____ SUPPLIED MATERIAL

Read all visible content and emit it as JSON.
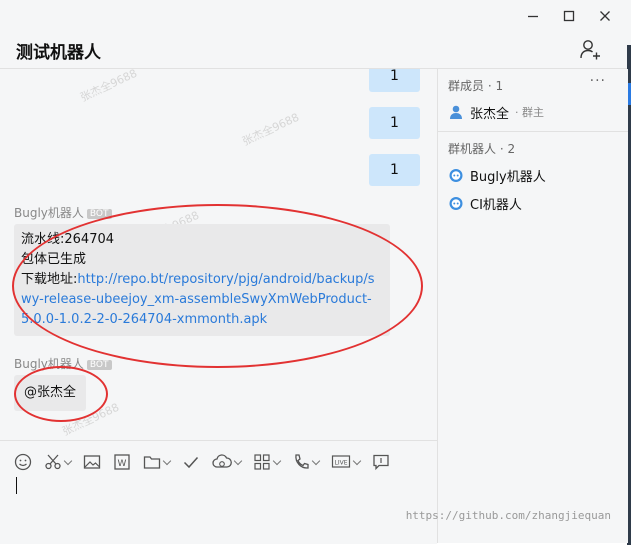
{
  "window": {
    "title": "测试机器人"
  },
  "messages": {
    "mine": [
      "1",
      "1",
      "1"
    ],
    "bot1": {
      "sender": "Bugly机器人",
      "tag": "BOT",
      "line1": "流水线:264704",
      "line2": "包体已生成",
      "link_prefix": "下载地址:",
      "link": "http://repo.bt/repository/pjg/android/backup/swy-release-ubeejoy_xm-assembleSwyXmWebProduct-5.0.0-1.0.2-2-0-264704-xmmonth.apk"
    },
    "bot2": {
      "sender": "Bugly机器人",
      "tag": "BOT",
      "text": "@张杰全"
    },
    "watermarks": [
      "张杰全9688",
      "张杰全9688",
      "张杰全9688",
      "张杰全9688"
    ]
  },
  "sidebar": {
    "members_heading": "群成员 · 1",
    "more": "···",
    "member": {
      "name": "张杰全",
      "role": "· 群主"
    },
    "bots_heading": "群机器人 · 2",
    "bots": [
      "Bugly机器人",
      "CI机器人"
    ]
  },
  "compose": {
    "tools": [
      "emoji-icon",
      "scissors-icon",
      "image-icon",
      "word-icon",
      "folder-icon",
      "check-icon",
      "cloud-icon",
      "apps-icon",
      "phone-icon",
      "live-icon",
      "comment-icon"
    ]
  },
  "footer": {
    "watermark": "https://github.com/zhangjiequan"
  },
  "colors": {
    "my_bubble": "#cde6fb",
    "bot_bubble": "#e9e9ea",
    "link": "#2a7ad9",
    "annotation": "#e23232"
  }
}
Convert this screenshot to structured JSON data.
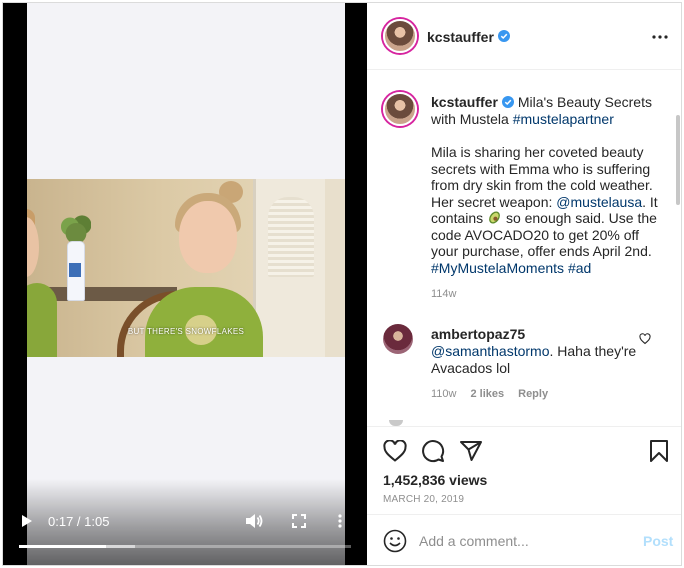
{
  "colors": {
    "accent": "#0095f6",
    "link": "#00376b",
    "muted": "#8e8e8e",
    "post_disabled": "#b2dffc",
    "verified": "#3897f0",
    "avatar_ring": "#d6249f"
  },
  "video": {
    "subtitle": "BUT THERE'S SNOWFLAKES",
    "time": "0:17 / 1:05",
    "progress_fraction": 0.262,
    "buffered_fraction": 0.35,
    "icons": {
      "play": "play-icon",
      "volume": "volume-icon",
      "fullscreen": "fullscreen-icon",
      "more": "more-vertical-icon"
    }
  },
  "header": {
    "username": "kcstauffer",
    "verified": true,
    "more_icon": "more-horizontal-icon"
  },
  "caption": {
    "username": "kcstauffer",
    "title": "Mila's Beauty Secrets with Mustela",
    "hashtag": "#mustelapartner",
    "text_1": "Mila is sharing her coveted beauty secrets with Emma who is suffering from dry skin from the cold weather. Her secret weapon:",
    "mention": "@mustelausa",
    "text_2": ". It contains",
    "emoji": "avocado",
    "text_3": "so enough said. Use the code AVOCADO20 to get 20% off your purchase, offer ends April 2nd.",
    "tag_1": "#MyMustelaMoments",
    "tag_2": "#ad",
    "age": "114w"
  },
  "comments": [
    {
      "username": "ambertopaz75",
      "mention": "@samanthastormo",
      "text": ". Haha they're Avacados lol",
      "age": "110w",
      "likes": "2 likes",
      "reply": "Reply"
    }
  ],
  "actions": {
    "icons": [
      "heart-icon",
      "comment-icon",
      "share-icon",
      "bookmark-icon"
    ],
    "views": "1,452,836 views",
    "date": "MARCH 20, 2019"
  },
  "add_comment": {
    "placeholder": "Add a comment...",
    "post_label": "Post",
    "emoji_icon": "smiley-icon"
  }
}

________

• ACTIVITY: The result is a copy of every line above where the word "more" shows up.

• RESULT OF THE EXERCISE:
    "more": "···",
      "more": "more-vertical-icon"
    "more_icon": "more-horizontal-icon"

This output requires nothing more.